- [What the task requires] In the copy you make of the entries, no picture should appear, and every word must match.

- [Data excerpts]
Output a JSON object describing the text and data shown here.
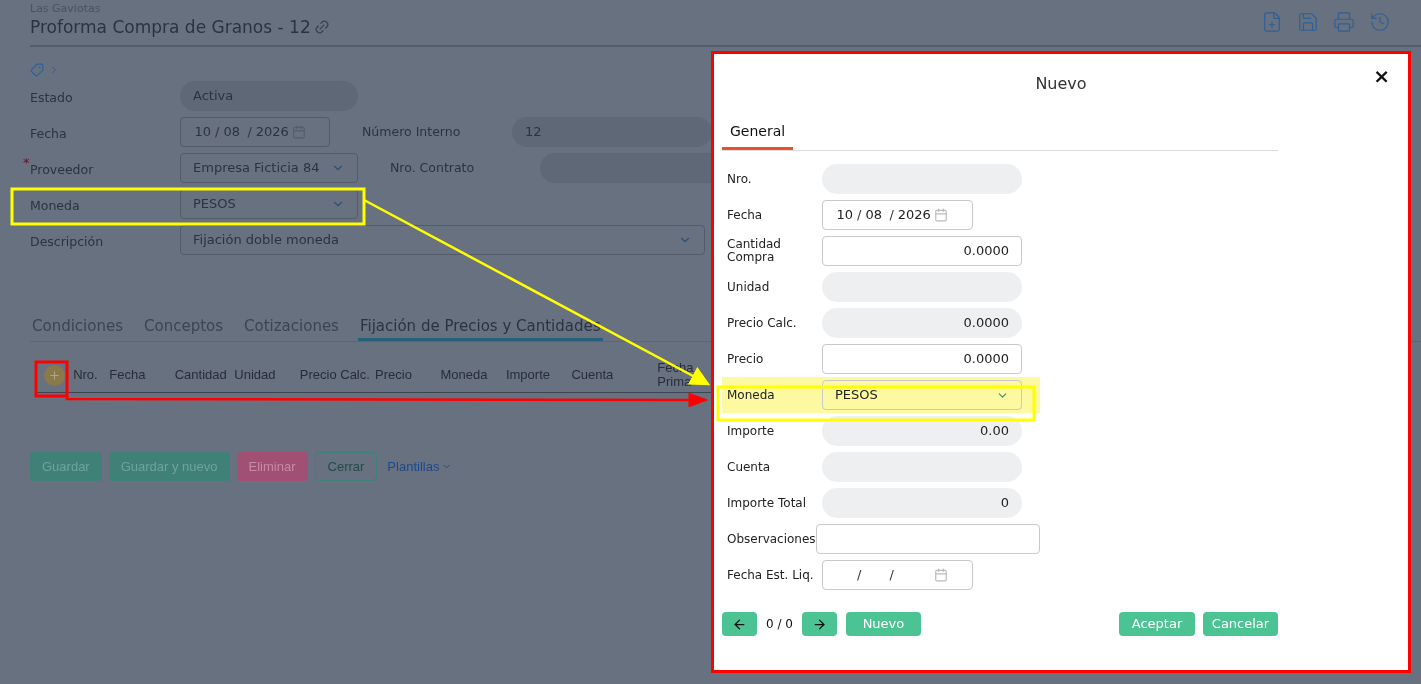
{
  "header": {
    "company": "Las Gaviotas",
    "title": "Proforma Compra de Granos - 12"
  },
  "form": {
    "rows": [
      {
        "label": "Estado",
        "required": false,
        "field": {
          "kind": "readonly",
          "value": "Activa"
        }
      },
      {
        "label": "Fecha",
        "required": false,
        "field": {
          "kind": "date",
          "day": "10",
          "month": "08",
          "year": "2026",
          "separator": "/"
        },
        "right": {
          "label": "Número Interno",
          "value": "12"
        }
      },
      {
        "label": "Proveedor",
        "required": true,
        "field": {
          "kind": "select",
          "value": "Empresa Ficticia 84"
        },
        "right": {
          "label": "Nro. Contrato"
        }
      },
      {
        "label": "Moneda",
        "required": false,
        "field": {
          "kind": "select",
          "value": "PESOS"
        }
      },
      {
        "label": "Descripción",
        "required": false,
        "field": {
          "kind": "wide-select",
          "value": "Fijación doble moneda"
        }
      }
    ],
    "required_mark": "*"
  },
  "tabs": [
    {
      "label": "Condiciones",
      "selected": false
    },
    {
      "label": "Conceptos",
      "selected": false
    },
    {
      "label": "Cotizaciones",
      "selected": false
    },
    {
      "label": "Fijación de Precios y Cantidades",
      "selected": true
    }
  ],
  "grid": {
    "columns": [
      "Nro.",
      "Fecha",
      "Cantidad",
      "Unidad",
      "Precio Calc.",
      "Precio",
      "Moneda",
      "Importe",
      "Cuenta",
      "Fecha Prima"
    ]
  },
  "buttons": [
    {
      "label": "Guardar",
      "kind": "primary"
    },
    {
      "label": "Guardar y nuevo",
      "kind": "primary"
    },
    {
      "label": "Eliminar",
      "kind": "danger"
    },
    {
      "label": "Cerrar",
      "kind": "outline"
    },
    {
      "label": "Plantillas",
      "kind": "link"
    }
  ],
  "dialog": {
    "title": "Nuevo",
    "close": "×",
    "tabs": [
      {
        "label": "General",
        "selected": true
      }
    ],
    "fields": [
      {
        "label": "Nro.",
        "kind": "readonly",
        "highlighted": false
      },
      {
        "label": "Fecha",
        "kind": "date",
        "day": "10",
        "month": "08",
        "year": "2026",
        "separator": "/",
        "highlighted": false
      },
      {
        "label": "Cantidad Compra",
        "kind": "input",
        "value": "0.0000",
        "highlighted": false
      },
      {
        "label": "Unidad",
        "kind": "readonly",
        "highlighted": false
      },
      {
        "label": "Precio Calc.",
        "kind": "readonly",
        "value": "0.0000",
        "highlighted": false
      },
      {
        "label": "Precio",
        "kind": "input",
        "value": "0.0000",
        "highlighted": false
      },
      {
        "label": "Moneda",
        "kind": "select",
        "value": "PESOS",
        "highlighted": true
      },
      {
        "label": "Importe",
        "kind": "readonly",
        "value": "0.00",
        "highlighted": false
      },
      {
        "label": "Cuenta",
        "kind": "readonly",
        "highlighted": false
      },
      {
        "label": "Importe Total",
        "kind": "readonly",
        "value": "0",
        "highlighted": false
      },
      {
        "label": "Observaciones",
        "kind": "text",
        "highlighted": false
      },
      {
        "label": "Fecha Est. Liq.",
        "kind": "date",
        "separator": "/",
        "highlighted": false
      }
    ],
    "pager": "0 / 0",
    "new_button": "Nuevo",
    "accept_button": "Aceptar",
    "cancel_button": "Cancelar"
  }
}
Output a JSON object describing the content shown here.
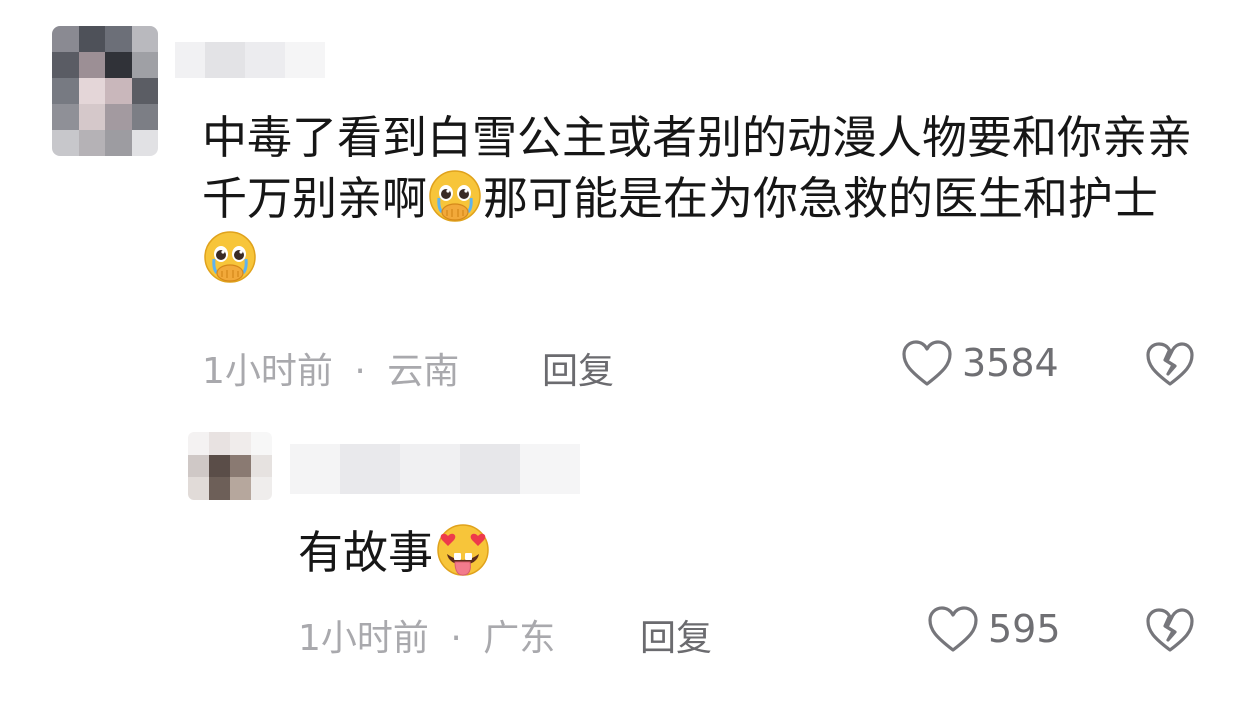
{
  "comments": [
    {
      "text_part1": "中毒了看到白雪公主或者别的动漫人物要和你亲亲千万别亲啊",
      "emoji1": "pleading-face-crying-emoji",
      "text_part2": "那可能是在为你急救的医生和护士",
      "emoji2": "pleading-face-crying-emoji",
      "time": "1小时前",
      "separator": "·",
      "location": "云南",
      "reply_label": "回复",
      "like_count": "3584",
      "like_icon": "heart-outline-icon",
      "dislike_icon": "broken-heart-icon"
    },
    {
      "text": "有故事",
      "emoji": "heart-eyes-tongue-emoji",
      "time": "1小时前",
      "separator": "·",
      "location": "广东",
      "reply_label": "回复",
      "like_count": "595",
      "like_icon": "heart-outline-icon",
      "dislike_icon": "broken-heart-icon"
    }
  ],
  "colors": {
    "meta_text": "#a9a9ad",
    "action_text": "#6b6b6f",
    "body_text": "#161616"
  }
}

- [Task output]
Output a JSON object describing the text and data shown here.
{
  "header": {
    "company": "Las Gaviotas",
    "title": "Proforma Compra de Granos - 12"
  },
  "form": {
    "rows": [
      {
        "label": "Estado",
        "required": false,
        "field": {
          "kind": "readonly",
          "value": "Activa"
        }
      },
      {
        "label": "Fecha",
        "required": false,
        "field": {
          "kind": "date",
          "day": "10",
          "month": "08",
          "year": "2026",
          "separator": "/"
        },
        "right": {
          "label": "Número Interno",
          "value": "12"
        }
      },
      {
        "label": "Proveedor",
        "required": true,
        "field": {
          "kind": "select",
          "value": "Empresa Ficticia 84"
        },
        "right": {
          "label": "Nro. Contrato"
        }
      },
      {
        "label": "Moneda",
        "required": false,
        "field": {
          "kind": "select",
          "value": "PESOS"
        }
      },
      {
        "label": "Descripción",
        "required": false,
        "field": {
          "kind": "wide-select",
          "value": "Fijación doble moneda"
        }
      }
    ],
    "required_mark": "*"
  },
  "tabs": [
    {
      "label": "Condiciones",
      "selected": false
    },
    {
      "label": "Conceptos",
      "selected": false
    },
    {
      "label": "Cotizaciones",
      "selected": false
    },
    {
      "label": "Fijación de Precios y Cantidades",
      "selected": true
    }
  ],
  "grid": {
    "columns": [
      "Nro.",
      "Fecha",
      "Cantidad",
      "Unidad",
      "Precio Calc.",
      "Precio",
      "Moneda",
      "Importe",
      "Cuenta",
      "Fecha Prima"
    ]
  },
  "buttons": [
    {
      "label": "Guardar",
      "kind": "primary"
    },
    {
      "label": "Guardar y nuevo",
      "kind": "primary"
    },
    {
      "label": "Eliminar",
      "kind": "danger"
    },
    {
      "label": "Cerrar",
      "kind": "outline"
    },
    {
      "label": "Plantillas",
      "kind": "link"
    }
  ],
  "dialog": {
    "title": "Nuevo",
    "close": "×",
    "tabs": [
      {
        "label": "General",
        "selected": true
      }
    ],
    "fields": [
      {
        "label": "Nro.",
        "kind": "readonly",
        "highlighted": false
      },
      {
        "label": "Fecha",
        "kind": "date",
        "day": "10",
        "month": "08",
        "year": "2026",
        "separator": "/",
        "highlighted": false
      },
      {
        "label": "Cantidad Compra",
        "kind": "input",
        "value": "0.0000",
        "highlighted": false
      },
      {
        "label": "Unidad",
        "kind": "readonly",
        "highlighted": false
      },
      {
        "label": "Precio Calc.",
        "kind": "readonly",
        "value": "0.0000",
        "highlighted": false
      },
      {
        "label": "Precio",
        "kind": "input",
        "value": "0.0000",
        "highlighted": false
      },
      {
        "label": "Moneda",
        "kind": "select",
        "value": "PESOS",
        "highlighted": true
      },
      {
        "label": "Importe",
        "kind": "readonly",
        "value": "0.00",
        "highlighted": false
      },
      {
        "label": "Cuenta",
        "kind": "readonly",
        "highlighted": false
      },
      {
        "label": "Importe Total",
        "kind": "readonly",
        "value": "0",
        "highlighted": false
      },
      {
        "label": "Observaciones",
        "kind": "text",
        "highlighted": false
      },
      {
        "label": "Fecha Est. Liq.",
        "kind": "date",
        "separator": "/",
        "highlighted": false
      }
    ],
    "pager": "0 / 0",
    "new_button": "Nuevo",
    "accept_button": "Aceptar",
    "cancel_button": "Cancelar"
  }
}
Output a JSON object describing the content shown here.
{
  "comments": [
    {
      "text_part1": "中毒了看到白雪公主或者别的动漫人物要和你亲亲千万别亲啊",
      "emoji1": "pleading-face-crying-emoji",
      "text_part2": "那可能是在为你急救的医生和护士",
      "emoji2": "pleading-face-crying-emoji",
      "time": "1小时前",
      "separator": "·",
      "location": "云南",
      "reply_label": "回复",
      "like_count": "3584",
      "like_icon": "heart-outline-icon",
      "dislike_icon": "broken-heart-icon"
    },
    {
      "text": "有故事",
      "emoji": "heart-eyes-tongue-emoji",
      "time": "1小时前",
      "separator": "·",
      "location": "广东",
      "reply_label": "回复",
      "like_count": "595",
      "like_icon": "heart-outline-icon",
      "dislike_icon": "broken-heart-icon"
    }
  ],
  "colors": {
    "meta_text": "#a9a9ad",
    "action_text": "#6b6b6f",
    "body_text": "#161616"
  }
}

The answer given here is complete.